Saved entries.
--- START ---
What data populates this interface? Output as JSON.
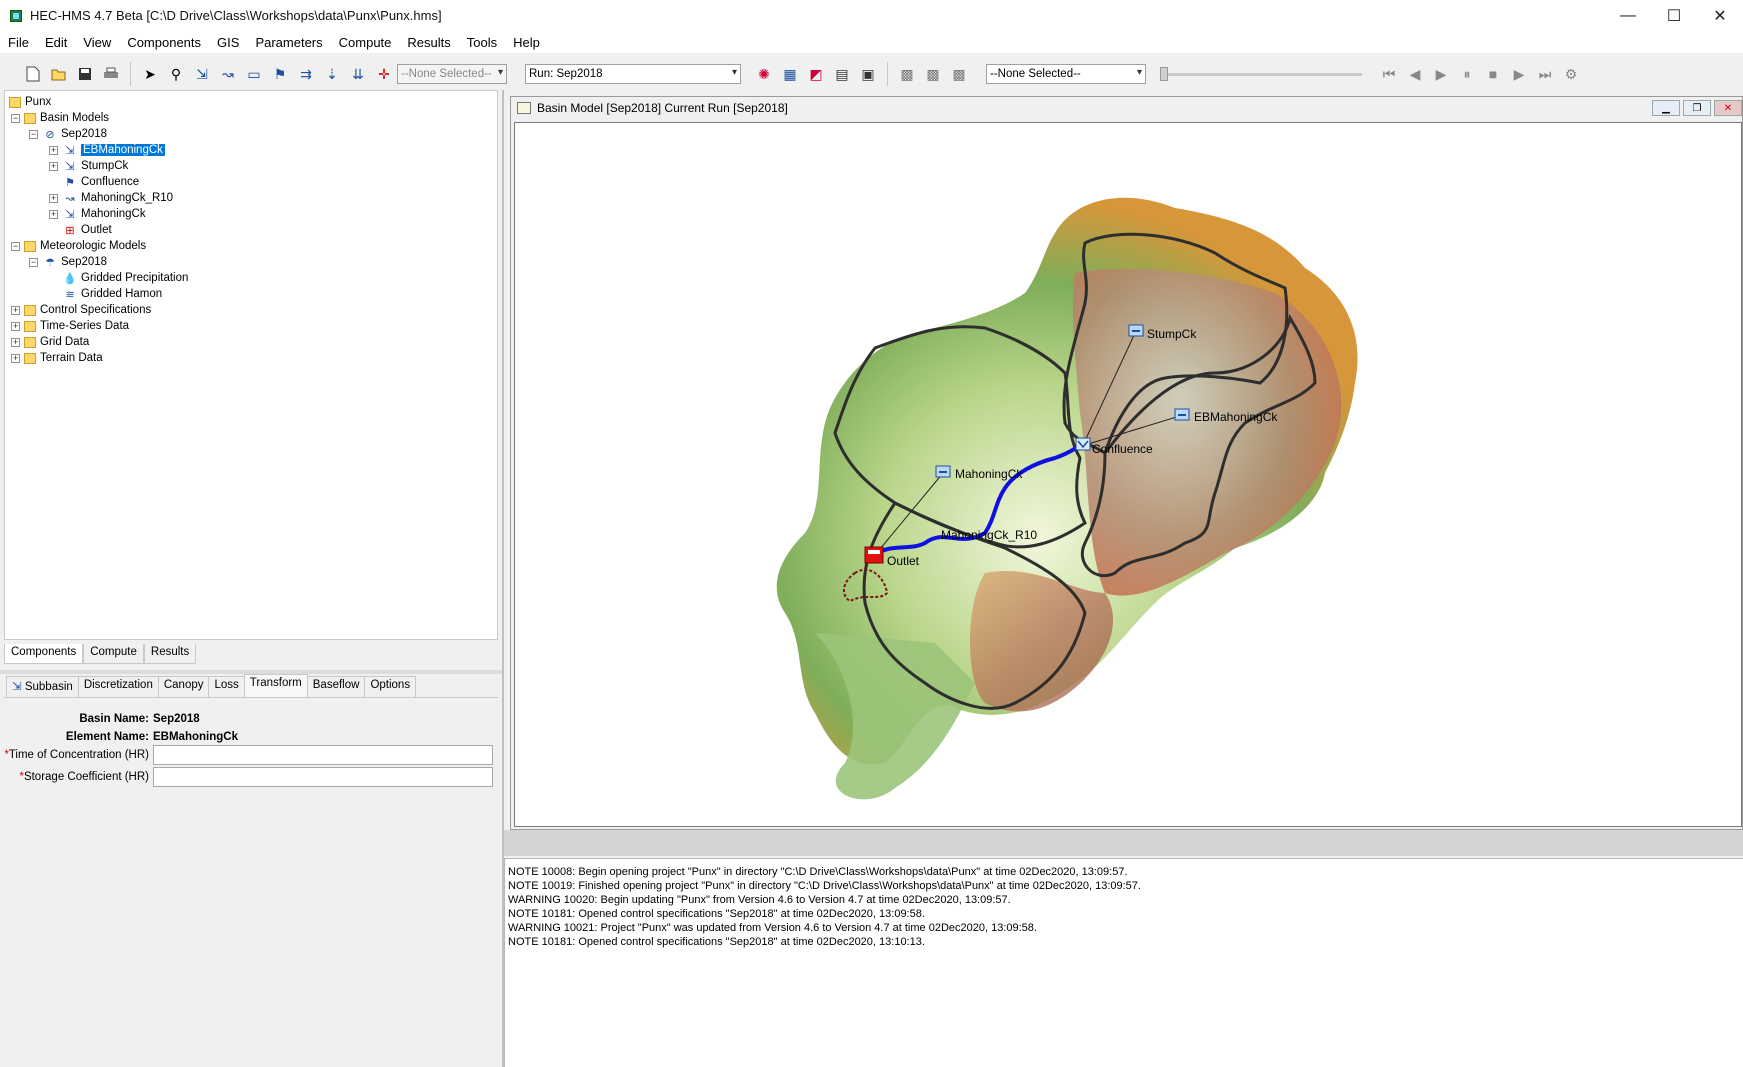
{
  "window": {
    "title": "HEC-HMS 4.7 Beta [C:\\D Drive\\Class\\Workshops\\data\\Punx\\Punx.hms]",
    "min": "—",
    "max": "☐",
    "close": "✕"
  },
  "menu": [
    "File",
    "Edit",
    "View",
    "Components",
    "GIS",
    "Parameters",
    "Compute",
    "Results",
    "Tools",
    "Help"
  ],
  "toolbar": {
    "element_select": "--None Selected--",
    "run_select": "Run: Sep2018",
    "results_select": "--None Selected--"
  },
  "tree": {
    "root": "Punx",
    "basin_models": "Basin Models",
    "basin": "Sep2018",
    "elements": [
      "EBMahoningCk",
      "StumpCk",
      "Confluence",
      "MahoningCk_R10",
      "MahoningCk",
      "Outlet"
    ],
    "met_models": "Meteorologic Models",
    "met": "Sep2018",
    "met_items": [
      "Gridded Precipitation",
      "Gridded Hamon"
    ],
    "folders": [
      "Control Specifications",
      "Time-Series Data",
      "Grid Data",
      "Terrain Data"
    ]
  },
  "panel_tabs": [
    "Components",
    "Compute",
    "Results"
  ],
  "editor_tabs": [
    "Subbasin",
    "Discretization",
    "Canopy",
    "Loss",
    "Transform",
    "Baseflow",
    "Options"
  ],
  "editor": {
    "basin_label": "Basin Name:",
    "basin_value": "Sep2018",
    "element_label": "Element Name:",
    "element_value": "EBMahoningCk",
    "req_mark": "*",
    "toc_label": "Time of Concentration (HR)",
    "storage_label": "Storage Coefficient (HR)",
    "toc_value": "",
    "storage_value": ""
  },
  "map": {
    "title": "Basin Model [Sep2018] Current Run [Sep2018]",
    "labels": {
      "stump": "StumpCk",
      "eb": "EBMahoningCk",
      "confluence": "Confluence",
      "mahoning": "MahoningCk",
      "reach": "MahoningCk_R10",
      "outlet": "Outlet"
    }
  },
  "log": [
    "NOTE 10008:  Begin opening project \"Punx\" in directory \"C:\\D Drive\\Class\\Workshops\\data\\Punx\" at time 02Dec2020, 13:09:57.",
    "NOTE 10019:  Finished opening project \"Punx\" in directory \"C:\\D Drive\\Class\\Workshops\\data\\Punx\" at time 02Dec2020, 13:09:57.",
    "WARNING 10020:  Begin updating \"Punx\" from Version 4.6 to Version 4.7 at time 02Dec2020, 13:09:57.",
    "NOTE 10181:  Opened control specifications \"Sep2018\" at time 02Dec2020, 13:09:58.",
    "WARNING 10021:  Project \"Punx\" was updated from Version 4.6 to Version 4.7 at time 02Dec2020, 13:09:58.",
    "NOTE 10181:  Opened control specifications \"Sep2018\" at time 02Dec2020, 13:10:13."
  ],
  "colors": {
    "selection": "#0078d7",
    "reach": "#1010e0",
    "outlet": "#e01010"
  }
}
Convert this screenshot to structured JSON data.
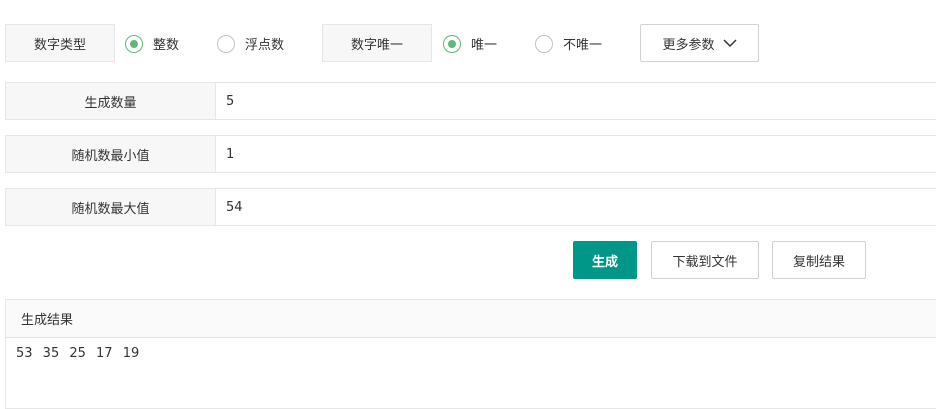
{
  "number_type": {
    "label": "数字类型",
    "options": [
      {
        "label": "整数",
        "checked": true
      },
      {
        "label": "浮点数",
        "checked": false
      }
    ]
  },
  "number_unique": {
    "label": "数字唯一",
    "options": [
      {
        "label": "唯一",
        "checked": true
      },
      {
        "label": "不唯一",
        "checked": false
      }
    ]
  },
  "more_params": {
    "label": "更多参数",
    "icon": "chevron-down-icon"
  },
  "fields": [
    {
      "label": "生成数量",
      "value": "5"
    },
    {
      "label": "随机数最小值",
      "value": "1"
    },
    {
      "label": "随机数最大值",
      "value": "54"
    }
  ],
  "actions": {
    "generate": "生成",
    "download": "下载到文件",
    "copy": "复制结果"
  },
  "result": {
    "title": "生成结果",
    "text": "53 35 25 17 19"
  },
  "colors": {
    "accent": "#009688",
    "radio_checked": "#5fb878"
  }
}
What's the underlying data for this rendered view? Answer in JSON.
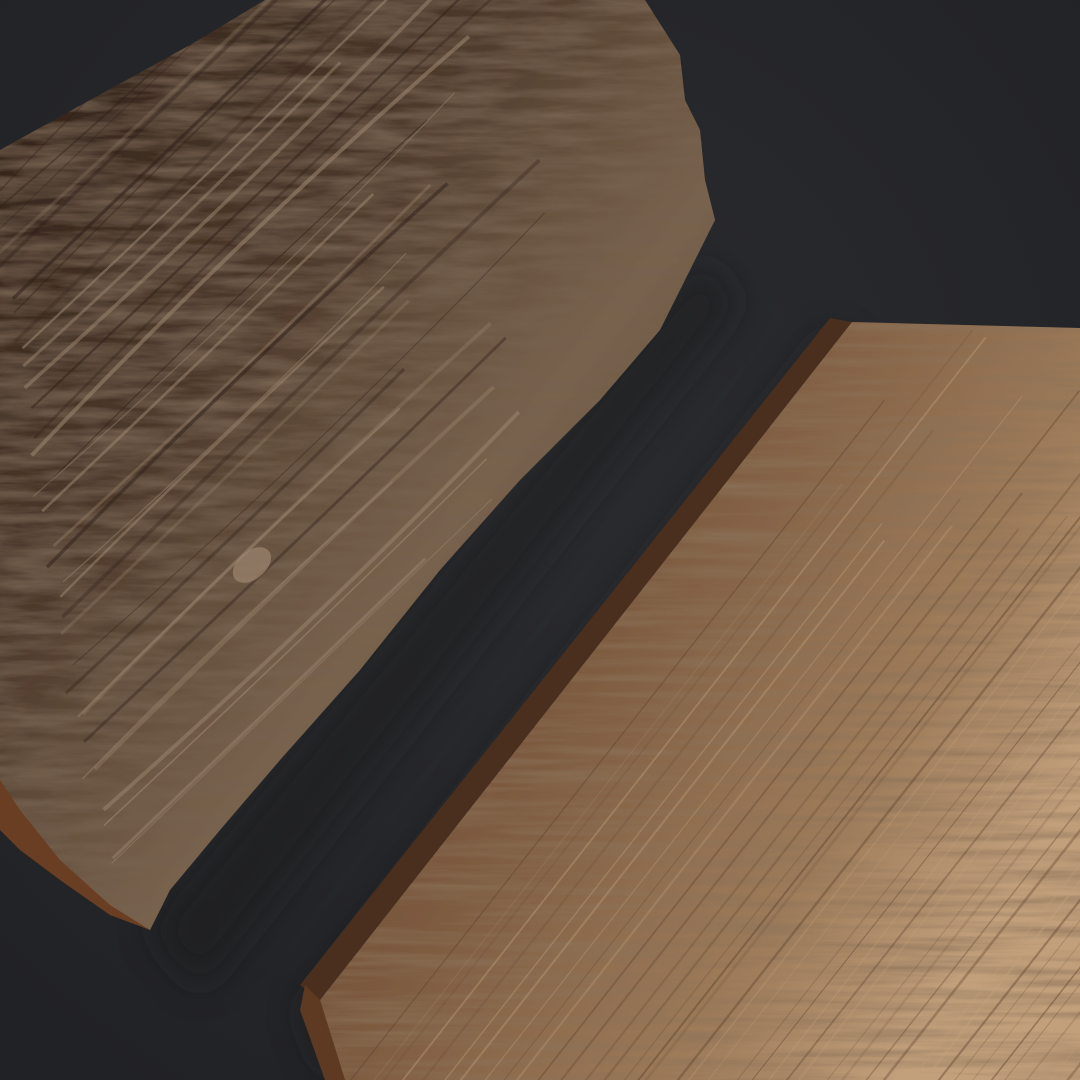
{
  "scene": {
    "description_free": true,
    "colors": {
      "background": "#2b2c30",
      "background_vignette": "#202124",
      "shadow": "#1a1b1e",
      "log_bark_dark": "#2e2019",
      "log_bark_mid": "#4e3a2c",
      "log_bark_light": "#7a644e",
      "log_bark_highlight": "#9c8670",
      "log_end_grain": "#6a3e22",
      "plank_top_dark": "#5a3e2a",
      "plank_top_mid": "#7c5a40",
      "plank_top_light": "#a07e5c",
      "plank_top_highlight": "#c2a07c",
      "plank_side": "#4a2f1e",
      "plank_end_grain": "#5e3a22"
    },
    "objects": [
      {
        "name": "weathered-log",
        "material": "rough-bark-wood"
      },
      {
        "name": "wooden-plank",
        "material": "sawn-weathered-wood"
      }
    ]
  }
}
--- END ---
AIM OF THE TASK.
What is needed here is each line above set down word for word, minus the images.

RESPONSE FOR THIS EXERCISE.
What data populates this interface? Output as JSON.
{
  "window": {
    "title": "HEC-HMS 4.7 Beta [C:\\D Drive\\Class\\Workshops\\data\\Punx\\Punx.hms]",
    "min": "—",
    "max": "☐",
    "close": "✕"
  },
  "menu": [
    "File",
    "Edit",
    "View",
    "Components",
    "GIS",
    "Parameters",
    "Compute",
    "Results",
    "Tools",
    "Help"
  ],
  "toolbar": {
    "element_select": "--None Selected--",
    "run_select": "Run: Sep2018",
    "results_select": "--None Selected--"
  },
  "tree": {
    "root": "Punx",
    "basin_models": "Basin Models",
    "basin": "Sep2018",
    "elements": [
      "EBMahoningCk",
      "StumpCk",
      "Confluence",
      "MahoningCk_R10",
      "MahoningCk",
      "Outlet"
    ],
    "met_models": "Meteorologic Models",
    "met": "Sep2018",
    "met_items": [
      "Gridded Precipitation",
      "Gridded Hamon"
    ],
    "folders": [
      "Control Specifications",
      "Time-Series Data",
      "Grid Data",
      "Terrain Data"
    ]
  },
  "panel_tabs": [
    "Components",
    "Compute",
    "Results"
  ],
  "editor_tabs": [
    "Subbasin",
    "Discretization",
    "Canopy",
    "Loss",
    "Transform",
    "Baseflow",
    "Options"
  ],
  "editor": {
    "basin_label": "Basin Name:",
    "basin_value": "Sep2018",
    "element_label": "Element Name:",
    "element_value": "EBMahoningCk",
    "req_mark": "*",
    "toc_label": "Time of Concentration (HR)",
    "storage_label": "Storage Coefficient (HR)",
    "toc_value": "",
    "storage_value": ""
  },
  "map": {
    "title": "Basin Model [Sep2018] Current Run [Sep2018]",
    "labels": {
      "stump": "StumpCk",
      "eb": "EBMahoningCk",
      "confluence": "Confluence",
      "mahoning": "MahoningCk",
      "reach": "MahoningCk_R10",
      "outlet": "Outlet"
    }
  },
  "log": [
    "NOTE 10008:  Begin opening project \"Punx\" in directory \"C:\\D Drive\\Class\\Workshops\\data\\Punx\" at time 02Dec2020, 13:09:57.",
    "NOTE 10019:  Finished opening project \"Punx\" in directory \"C:\\D Drive\\Class\\Workshops\\data\\Punx\" at time 02Dec2020, 13:09:57.",
    "WARNING 10020:  Begin updating \"Punx\" from Version 4.6 to Version 4.7 at time 02Dec2020, 13:09:57.",
    "NOTE 10181:  Opened control specifications \"Sep2018\" at time 02Dec2020, 13:09:58.",
    "WARNING 10021:  Project \"Punx\" was updated from Version 4.6 to Version 4.7 at time 02Dec2020, 13:09:58.",
    "NOTE 10181:  Opened control specifications \"Sep2018\" at time 02Dec2020, 13:10:13."
  ],
  "colors": {
    "selection": "#0078d7",
    "reach": "#1010e0",
    "outlet": "#e01010"
  }
}
Convert this screenshot to structured JSON data.
{
  "number_type": {
    "label": "数字类型",
    "options": [
      {
        "label": "整数",
        "checked": true
      },
      {
        "label": "浮点数",
        "checked": false
      }
    ]
  },
  "number_unique": {
    "label": "数字唯一",
    "options": [
      {
        "label": "唯一",
        "checked": true
      },
      {
        "label": "不唯一",
        "checked": false
      }
    ]
  },
  "more_params": {
    "label": "更多参数",
    "icon": "chevron-down-icon"
  },
  "fields": [
    {
      "label": "生成数量",
      "value": "5"
    },
    {
      "label": "随机数最小值",
      "value": "1"
    },
    {
      "label": "随机数最大值",
      "value": "54"
    }
  ],
  "actions": {
    "generate": "生成",
    "download": "下载到文件",
    "copy": "复制结果"
  },
  "result": {
    "title": "生成结果",
    "text": "53 35 25 17 19"
  },
  "colors": {
    "accent": "#009688",
    "radio_checked": "#5fb878"
  }
}
What's the underlying data for this rendered view? Answer in JSON.
{
  "scene": {
    "description_free": true,
    "colors": {
      "background": "#2b2c30",
      "background_vignette": "#202124",
      "shadow": "#1a1b1e",
      "log_bark_dark": "#2e2019",
      "log_bark_mid": "#4e3a2c",
      "log_bark_light": "#7a644e",
      "log_bark_highlight": "#9c8670",
      "log_end_grain": "#6a3e22",
      "plank_top_dark": "#5a3e2a",
      "plank_top_mid": "#7c5a40",
      "plank_top_light": "#a07e5c",
      "plank_top_highlight": "#c2a07c",
      "plank_side": "#4a2f1e",
      "plank_end_grain": "#5e3a22"
    },
    "objects": [
      {
        "name": "weathered-log",
        "material": "rough-bark-wood"
      },
      {
        "name": "wooden-plank",
        "material": "sawn-weathered-wood"
      }
    ]
  }
}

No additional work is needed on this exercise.